● **What this task involves**:
Among the entries below, copy every line that carries the word "JSON".

━━━ Listed records ━━━

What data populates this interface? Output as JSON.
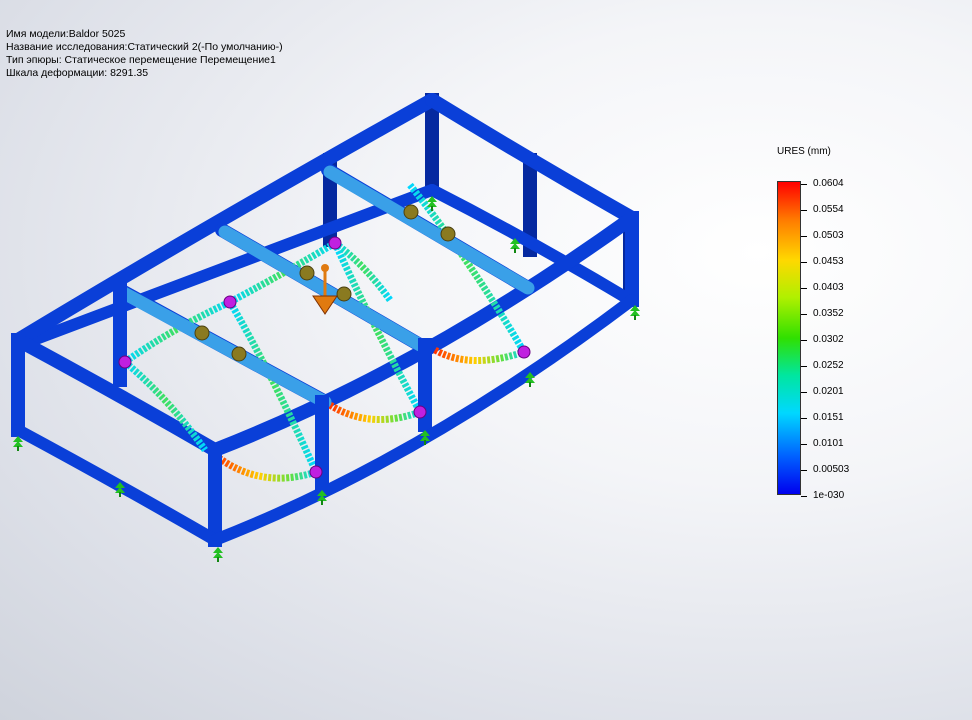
{
  "study_info": {
    "model_name": "Имя модели:Baldor 5025",
    "study_name": "Название исследования:Статический 2(-По умолчанию-)",
    "plot_type": "Тип эпюры: Статическое перемещение Перемещение1",
    "deformation_scale": "Шкала деформации: 8291.35"
  },
  "legend": {
    "title": "URES (mm)",
    "values": [
      "0.0604",
      "0.0554",
      "0.0503",
      "0.0453",
      "0.0403",
      "0.0352",
      "0.0302",
      "0.0252",
      "0.0201",
      "0.0151",
      "0.0101",
      "0.00503",
      "1e-030"
    ]
  },
  "colors": {
    "frame": "#0a3fd8",
    "frame_dark": "#0529a0",
    "crossbar": "#3aa0e8",
    "fixture": "#22c022",
    "node_marker": "#c020e0",
    "load_marker": "#e07a10",
    "connector_ball": "#8a7a20"
  }
}
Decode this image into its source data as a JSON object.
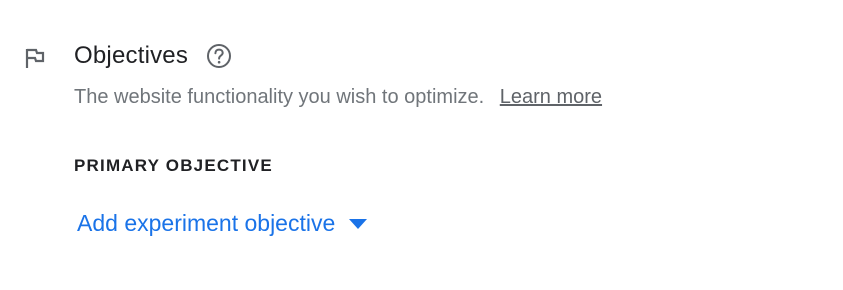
{
  "section": {
    "icon": "flag-icon",
    "title": "Objectives",
    "help_icon": "help-circle-icon",
    "description": "The website functionality you wish to optimize.",
    "learn_more_label": "Learn more"
  },
  "primary_objective": {
    "heading": "PRIMARY OBJECTIVE",
    "add_label": "Add experiment objective",
    "dropdown_icon": "arrow-drop-down-icon"
  },
  "colors": {
    "accent": "#1a73e8",
    "title_text": "#202124",
    "secondary_text": "#70757a",
    "icon": "#5f6368"
  }
}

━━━

● **Expected output**:
What data populates this interface? Output as JSON.
Decode this image into its source data as a JSON object.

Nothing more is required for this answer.